See, after all the kerfuffle and an insane (and irresponsible) amount of press scrutiny during its three week preview period (I hope all the hit chasing was worth it for everyone concerned), there’s still a regular piece of theatre at the heart of it. A company of cast and creatives trying to make art under the most trying of circumstances, a simple truth but one that seemed to have been largely forgotten in the rush to tap into the self-perpetuating frenzy around this production of Hamlet directed by Lyndsey Turner.
Visually it is undoubtedly stunning, you can see where at least some of the inflated ticket price has gone (and whilst I’m on, £65 for stalls seats with a restricted view about which there was no warning, shame on you Barbican and Sonia Friedman Productions). Es Devlin’s opulent set has an enormous palatial grandeur about it which is latterly, spectacularly, crumbled in ruin, Jane Cox’s lighting carves out performance space beautifully from the stage, and Luke Hall’s video work is impressive too. But the play’s the thing remember, not just the production.
Too little of the acting registers with real impact on this vast stage – Anastasia Hille and Ciarán Hinds are a classy Gertrude and Claudius on paper but lack chemistry with each other, Rosencrantz and Guildenstern are dead on arrival and the play within the play falls flat. Most criminally, Benedict Cumberbatch’s prince – as beautifully spoken as he is – lacks a definitive driving motivation aside from painfully quirky randomness, he’s too often blandly forgettable which makes it hard to really engage with his fate whereas this character ought to be jumping off the stage (not just onto the tables).

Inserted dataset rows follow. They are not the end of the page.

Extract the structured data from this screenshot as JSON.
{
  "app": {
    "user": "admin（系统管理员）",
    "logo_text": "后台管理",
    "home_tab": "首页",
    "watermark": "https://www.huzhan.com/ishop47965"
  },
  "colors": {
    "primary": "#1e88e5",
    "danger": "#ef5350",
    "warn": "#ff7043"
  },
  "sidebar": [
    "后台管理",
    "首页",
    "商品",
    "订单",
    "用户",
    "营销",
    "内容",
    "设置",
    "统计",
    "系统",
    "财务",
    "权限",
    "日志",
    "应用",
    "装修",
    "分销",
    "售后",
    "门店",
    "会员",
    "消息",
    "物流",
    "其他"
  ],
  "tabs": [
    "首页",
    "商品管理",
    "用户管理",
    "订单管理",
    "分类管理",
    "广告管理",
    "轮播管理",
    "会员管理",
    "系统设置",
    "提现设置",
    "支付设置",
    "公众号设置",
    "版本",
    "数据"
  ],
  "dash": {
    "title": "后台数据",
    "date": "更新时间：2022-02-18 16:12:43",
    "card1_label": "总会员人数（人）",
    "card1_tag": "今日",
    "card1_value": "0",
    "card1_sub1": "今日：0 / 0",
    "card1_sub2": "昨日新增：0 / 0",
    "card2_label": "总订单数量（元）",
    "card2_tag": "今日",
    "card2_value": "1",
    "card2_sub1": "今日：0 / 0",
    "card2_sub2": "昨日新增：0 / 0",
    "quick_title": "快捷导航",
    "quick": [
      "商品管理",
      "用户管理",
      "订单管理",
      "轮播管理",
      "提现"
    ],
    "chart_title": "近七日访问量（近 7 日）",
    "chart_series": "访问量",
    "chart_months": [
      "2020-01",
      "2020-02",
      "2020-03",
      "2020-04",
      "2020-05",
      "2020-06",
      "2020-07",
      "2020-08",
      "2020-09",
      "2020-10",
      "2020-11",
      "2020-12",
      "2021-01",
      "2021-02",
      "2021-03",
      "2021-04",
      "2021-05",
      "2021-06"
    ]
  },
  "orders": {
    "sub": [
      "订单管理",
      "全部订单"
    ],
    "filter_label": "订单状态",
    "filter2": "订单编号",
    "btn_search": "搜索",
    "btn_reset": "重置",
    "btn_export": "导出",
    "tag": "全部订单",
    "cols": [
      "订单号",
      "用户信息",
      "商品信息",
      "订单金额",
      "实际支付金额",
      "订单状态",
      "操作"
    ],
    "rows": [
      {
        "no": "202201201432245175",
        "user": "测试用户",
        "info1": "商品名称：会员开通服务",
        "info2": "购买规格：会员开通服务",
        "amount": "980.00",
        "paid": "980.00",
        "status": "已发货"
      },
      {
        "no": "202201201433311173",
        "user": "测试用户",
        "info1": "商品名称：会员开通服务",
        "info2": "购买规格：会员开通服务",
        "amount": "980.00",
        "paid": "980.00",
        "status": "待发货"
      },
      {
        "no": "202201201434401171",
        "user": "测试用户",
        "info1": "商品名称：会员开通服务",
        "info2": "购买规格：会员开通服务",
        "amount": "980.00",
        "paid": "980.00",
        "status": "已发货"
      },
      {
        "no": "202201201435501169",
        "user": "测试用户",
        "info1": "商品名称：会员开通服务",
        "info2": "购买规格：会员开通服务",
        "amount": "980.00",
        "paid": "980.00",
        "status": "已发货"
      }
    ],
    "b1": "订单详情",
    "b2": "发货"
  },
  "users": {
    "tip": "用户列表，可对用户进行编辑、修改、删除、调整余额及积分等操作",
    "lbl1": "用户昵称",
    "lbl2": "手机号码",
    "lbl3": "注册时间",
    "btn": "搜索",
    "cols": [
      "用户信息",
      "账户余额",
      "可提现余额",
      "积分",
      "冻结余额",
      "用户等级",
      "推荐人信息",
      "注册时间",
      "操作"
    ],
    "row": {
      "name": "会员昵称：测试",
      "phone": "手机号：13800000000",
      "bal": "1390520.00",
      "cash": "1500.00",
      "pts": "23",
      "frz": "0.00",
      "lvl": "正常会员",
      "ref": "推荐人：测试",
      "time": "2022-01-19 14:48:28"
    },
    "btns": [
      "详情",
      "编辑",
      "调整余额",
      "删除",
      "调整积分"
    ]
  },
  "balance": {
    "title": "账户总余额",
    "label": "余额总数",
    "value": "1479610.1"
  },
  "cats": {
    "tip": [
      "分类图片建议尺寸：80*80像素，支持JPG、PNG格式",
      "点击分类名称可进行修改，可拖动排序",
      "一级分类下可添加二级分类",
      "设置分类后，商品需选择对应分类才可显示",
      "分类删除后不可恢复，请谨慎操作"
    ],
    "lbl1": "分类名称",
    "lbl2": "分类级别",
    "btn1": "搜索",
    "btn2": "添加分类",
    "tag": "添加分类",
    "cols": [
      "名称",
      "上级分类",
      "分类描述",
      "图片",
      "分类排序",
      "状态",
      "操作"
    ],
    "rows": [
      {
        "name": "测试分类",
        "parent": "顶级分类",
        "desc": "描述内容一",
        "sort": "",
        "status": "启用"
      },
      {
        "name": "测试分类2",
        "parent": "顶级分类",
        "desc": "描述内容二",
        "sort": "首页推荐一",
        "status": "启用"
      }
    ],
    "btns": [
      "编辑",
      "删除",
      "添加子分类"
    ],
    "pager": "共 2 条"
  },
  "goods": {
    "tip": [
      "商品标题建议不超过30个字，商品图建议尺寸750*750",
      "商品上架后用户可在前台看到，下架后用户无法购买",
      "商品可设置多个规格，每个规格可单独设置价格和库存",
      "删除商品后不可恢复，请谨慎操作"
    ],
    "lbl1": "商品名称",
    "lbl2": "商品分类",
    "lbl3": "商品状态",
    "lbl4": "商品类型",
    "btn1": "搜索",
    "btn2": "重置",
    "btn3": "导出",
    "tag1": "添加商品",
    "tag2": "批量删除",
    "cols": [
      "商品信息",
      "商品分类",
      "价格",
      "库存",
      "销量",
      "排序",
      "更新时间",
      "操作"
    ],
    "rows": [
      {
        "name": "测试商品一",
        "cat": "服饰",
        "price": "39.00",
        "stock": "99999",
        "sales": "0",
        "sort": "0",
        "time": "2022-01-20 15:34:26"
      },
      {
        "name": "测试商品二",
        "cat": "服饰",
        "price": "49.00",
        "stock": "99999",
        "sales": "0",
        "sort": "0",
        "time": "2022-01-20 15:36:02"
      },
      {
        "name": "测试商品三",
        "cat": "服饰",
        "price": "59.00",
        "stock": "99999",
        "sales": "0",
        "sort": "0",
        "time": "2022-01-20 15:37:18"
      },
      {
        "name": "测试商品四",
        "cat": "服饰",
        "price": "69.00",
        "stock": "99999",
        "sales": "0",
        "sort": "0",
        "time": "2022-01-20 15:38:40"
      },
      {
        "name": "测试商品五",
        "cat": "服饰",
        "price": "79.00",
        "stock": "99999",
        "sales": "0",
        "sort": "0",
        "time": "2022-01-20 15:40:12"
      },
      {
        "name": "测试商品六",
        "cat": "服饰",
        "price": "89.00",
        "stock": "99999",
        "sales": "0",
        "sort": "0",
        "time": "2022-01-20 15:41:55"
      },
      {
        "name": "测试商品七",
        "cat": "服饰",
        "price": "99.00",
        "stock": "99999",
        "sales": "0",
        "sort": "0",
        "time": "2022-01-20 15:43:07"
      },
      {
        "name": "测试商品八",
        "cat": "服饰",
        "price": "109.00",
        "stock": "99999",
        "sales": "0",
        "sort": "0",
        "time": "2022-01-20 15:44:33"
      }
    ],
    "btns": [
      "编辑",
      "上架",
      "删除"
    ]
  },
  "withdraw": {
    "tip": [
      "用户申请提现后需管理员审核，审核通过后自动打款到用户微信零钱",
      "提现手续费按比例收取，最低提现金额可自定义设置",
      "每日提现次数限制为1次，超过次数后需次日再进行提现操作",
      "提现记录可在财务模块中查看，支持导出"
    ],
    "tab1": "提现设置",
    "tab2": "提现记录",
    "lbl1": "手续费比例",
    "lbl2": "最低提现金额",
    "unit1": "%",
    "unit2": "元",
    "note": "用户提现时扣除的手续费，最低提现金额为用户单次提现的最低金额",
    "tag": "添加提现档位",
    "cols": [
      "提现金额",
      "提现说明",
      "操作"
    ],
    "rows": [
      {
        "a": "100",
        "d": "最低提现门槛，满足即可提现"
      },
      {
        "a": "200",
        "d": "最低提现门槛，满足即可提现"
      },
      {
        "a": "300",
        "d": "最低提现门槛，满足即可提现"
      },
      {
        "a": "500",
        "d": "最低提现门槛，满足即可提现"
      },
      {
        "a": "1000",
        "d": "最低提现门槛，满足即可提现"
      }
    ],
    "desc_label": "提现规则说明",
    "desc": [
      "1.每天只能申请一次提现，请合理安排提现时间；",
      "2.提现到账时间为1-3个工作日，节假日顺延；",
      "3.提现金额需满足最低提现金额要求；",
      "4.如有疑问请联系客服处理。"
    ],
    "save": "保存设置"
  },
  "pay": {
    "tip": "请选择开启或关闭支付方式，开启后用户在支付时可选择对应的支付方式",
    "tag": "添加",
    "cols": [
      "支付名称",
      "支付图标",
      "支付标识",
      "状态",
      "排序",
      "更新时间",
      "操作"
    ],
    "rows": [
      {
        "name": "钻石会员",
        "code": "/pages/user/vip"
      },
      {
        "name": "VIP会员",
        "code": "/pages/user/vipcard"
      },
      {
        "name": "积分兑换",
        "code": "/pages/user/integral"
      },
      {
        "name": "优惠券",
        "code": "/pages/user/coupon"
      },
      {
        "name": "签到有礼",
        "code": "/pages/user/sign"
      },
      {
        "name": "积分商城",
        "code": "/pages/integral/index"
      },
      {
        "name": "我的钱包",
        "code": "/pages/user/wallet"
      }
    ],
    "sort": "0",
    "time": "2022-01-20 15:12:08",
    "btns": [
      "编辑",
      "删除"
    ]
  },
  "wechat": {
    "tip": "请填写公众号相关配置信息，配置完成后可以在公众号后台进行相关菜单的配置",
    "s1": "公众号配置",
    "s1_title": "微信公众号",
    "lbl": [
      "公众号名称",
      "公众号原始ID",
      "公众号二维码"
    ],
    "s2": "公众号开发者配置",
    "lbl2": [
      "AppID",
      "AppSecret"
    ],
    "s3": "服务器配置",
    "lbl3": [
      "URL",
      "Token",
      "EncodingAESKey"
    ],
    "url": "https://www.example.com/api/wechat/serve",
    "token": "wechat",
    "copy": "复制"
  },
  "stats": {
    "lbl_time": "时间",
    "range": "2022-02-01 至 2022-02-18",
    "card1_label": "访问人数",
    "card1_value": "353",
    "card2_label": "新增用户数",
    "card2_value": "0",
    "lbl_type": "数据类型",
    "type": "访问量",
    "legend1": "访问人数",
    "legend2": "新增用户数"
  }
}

I’m still in two minds about the slo-mo effects behind the soliloquys – presented as flights of fancy in Hamlet’s mind, it’s a clever way of showing the world is still going on without him but it’s also a distraction. There are bright lights though – Leo Bill’s vibrant reading of Horatio is always a pleasure to hear as is Kobna Holdbrook-Smith’s Laertes (I wouldn’t mind seeing both of their Hamlets actually). And the too-rarely-seen Siân Brooke is a plangent, artistically tortured Ophelia – her final departure as an anguished Gertrude looks on is the show’s most powerful moment.
But it is these visual things that linger most in the mind whether good – the opening dinner scene with the all-white party marred by Hamlet dressed in black, and neatly inverted in the final scene – or bad – the inexplicable jerky dancing during Laertes’ death, rather than the grandeur of Shakespeare’s writing. And for all the textual jiggery pokery, it is the overall storytelling that suffers most as clarity is sacrificed for spectacle, its lack of real heart leaving me, sadly, really rather bored.
Running time: 3 hours (with interval)
Booking until 31st October